Evan Greebel, Mr. Shkreli’s former lawyer, also pleaded not guilty on Monday to the new securities fraud conspiracy charge, which alleges Mr. Shkreli failed to disclose his ownership of certain Retrophin shares to the Securities and Exchange Commission.

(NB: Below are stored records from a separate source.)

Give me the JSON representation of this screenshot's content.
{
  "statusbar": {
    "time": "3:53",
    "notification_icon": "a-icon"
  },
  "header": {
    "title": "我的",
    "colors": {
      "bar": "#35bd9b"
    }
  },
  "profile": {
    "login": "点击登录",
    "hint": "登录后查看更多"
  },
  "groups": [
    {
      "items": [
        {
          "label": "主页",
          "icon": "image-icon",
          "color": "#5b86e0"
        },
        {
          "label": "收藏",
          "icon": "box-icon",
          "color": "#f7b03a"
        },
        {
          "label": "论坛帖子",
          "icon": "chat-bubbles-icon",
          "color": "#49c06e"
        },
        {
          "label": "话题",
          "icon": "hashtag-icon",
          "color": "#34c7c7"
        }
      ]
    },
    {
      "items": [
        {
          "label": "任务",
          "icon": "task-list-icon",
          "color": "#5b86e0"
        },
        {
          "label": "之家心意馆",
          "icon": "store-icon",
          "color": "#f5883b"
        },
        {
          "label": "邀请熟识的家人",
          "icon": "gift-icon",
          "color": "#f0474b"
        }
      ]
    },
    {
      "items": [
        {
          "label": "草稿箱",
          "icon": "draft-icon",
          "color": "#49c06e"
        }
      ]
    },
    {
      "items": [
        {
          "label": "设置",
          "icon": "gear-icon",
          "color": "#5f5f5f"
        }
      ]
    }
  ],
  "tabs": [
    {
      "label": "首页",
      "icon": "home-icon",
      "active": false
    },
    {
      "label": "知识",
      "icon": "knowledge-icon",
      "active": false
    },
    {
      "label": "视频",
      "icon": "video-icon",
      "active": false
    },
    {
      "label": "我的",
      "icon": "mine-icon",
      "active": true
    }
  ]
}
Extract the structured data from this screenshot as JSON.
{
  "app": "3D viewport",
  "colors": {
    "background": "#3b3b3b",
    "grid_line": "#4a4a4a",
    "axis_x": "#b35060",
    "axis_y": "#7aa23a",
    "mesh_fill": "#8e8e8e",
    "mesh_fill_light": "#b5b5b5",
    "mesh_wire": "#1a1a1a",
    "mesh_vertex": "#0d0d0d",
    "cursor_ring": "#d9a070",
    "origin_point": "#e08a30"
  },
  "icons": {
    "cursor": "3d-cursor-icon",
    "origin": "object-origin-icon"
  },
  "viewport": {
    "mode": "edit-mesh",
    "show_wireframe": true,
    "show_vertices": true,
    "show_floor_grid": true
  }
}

Mr. Greebel was Retrophin’s outside counsel at the time.
As part of the new charge, prosecutors said Mr. Shkreli hid his control of certain unrestricted or free trading shares of Retrophin by dividing the shares among seven employees and contractors to avoid the 5% ownership threshold that would trigger reporting to the SEC. Mr. Shkreli allegedly directed the employees to transfer portions of their Retrophin shares to help pay off his debts.
The criminal charges against Mr. Shkreli are unrelated to Mr. Shkreli’s time as chief executive of Turing Pharmaceuticals AG, when he became notorious for raising by more than 50-fold the price of a drug that treats a potentially deadly parasitic infection.
Benjamin Brafman, a lawyer for Mr. Shkreli, said in a statement on the new charge: “There is nothing in the new indictment that impacts in any way on the flawed theory of the case as applied to Mr. Shkreli.”
Reed Brodsky, a lawyer for Mr. Greebel, declined to comment on the new charge.